Back then, the practical implications of deep discontent with subservience to the creatives were emerging. Ownership of 90 per cent of the budget but none of the decision-making meant that our innate belligerence was harnessed to create the media companies that exist today. There's nothing quite as character forming as having a guitar thrown at your head in a creative's office as retribution for suggesting a shorter commercial might be more cost-effective for the client.
Since that seismic shift, the changes have been, by definition, more gradual, but no less structurally important.
It's a source of pride that today's media agencies have evolved into astute business practitioners that deal with client issues that the pioneers who broke away from full service couldn't have foreseen. Our investment in talent means we have the in-house ability to manage communication disciplines that could reside elsewhere. But they don't; and, in my opinion, if the industry continues to evolve on its current course, they won't.
In an environment where brand image and the need to harness further channels is more pivotal than ever to business health, I have to believe that clients don't actively seek to appoint as many agencies as possible to manage their investment in communication. A lead partner is selected because they have the greatest talent pool in a diverse set of disciplines that reside under one roof. And that's exactly what far-sighted media agencies are busy building.
Social, content, web development, data management and econometrics are more interesting (and profitable) to an industry that has commoditised itself into an unsustainable position in a headlong rush for scale. It's no longer about billings; it's about creating income from housing the widest ever number of skill-sets available to clients.
Is it the return of full service, which is fondly remembered as media and creative living together like an episode of The Waltons? It is an irrelevant question because it's only the agencies that are asking it. Most clients that experienced it first time around are long gone. Media agencies aren't looking to challenge for creative awards, and a D&AD Pencil won't give them as warm a glow as a profitable client that sticks with them across multiple disciplines.

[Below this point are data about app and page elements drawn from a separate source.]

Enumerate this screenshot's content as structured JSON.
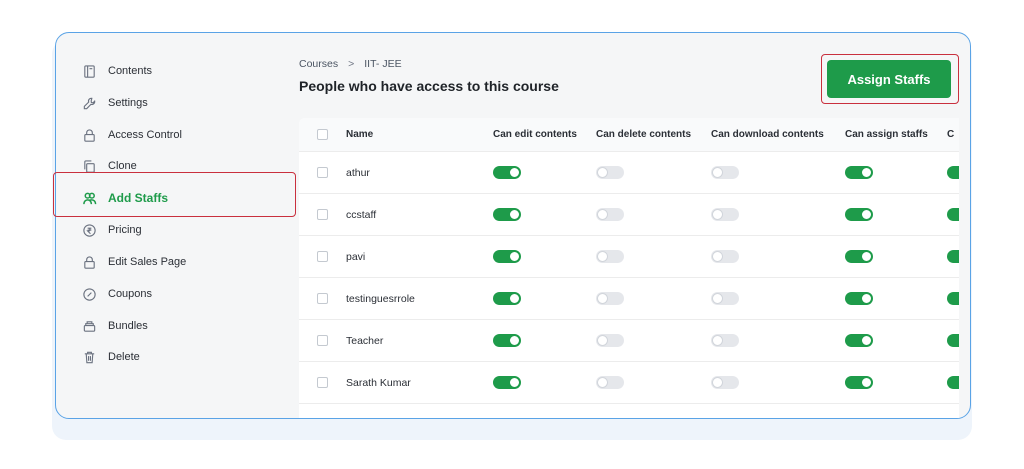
{
  "sidebar": {
    "items": [
      {
        "label": "Contents",
        "icon": "book-icon"
      },
      {
        "label": "Settings",
        "icon": "wrench-icon"
      },
      {
        "label": "Access Control",
        "icon": "lock-icon"
      },
      {
        "label": "Clone",
        "icon": "copy-icon"
      },
      {
        "label": "Add Staffs",
        "icon": "users-icon",
        "active": true
      },
      {
        "label": "Pricing",
        "icon": "rupee-icon"
      },
      {
        "label": "Edit Sales Page",
        "icon": "lock-icon"
      },
      {
        "label": "Coupons",
        "icon": "coupon-icon"
      },
      {
        "label": "Bundles",
        "icon": "bundle-icon"
      },
      {
        "label": "Delete",
        "icon": "trash-icon"
      }
    ]
  },
  "header": {
    "breadcrumb": [
      "Courses",
      "IIT- JEE"
    ],
    "breadcrumb_sep": ">",
    "title": "People who have access to this course",
    "assign_button": "Assign Staffs"
  },
  "table": {
    "columns": [
      "Name",
      "Can edit contents",
      "Can delete contents",
      "Can download contents",
      "Can assign staffs",
      "C"
    ],
    "rows": [
      {
        "name": "athur",
        "perms": [
          true,
          false,
          false,
          true,
          true
        ]
      },
      {
        "name": "ccstaff",
        "perms": [
          true,
          false,
          false,
          true,
          true
        ]
      },
      {
        "name": "pavi",
        "perms": [
          true,
          false,
          false,
          true,
          true
        ]
      },
      {
        "name": "testinguesrrole",
        "perms": [
          true,
          false,
          false,
          true,
          true
        ]
      },
      {
        "name": "Teacher",
        "perms": [
          true,
          false,
          false,
          true,
          true
        ]
      },
      {
        "name": "Sarath Kumar",
        "perms": [
          true,
          false,
          false,
          true,
          true
        ]
      }
    ]
  },
  "colors": {
    "accent": "#1e9b4a",
    "highlight": "#c9303e",
    "frame_border": "#5aa3e6"
  }
}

It is these services that we are aspiring to deliver to fulfil a new vision of full service. Communication decisions are now made in an environment where media has the respect of creatives, so let us hope that whoever is in charge is secondary to delivering work that gets us all up in the morning with a smile.
Katherine Levy is away.
Marc Mendoza is the chief executive of MPG Media Contacts.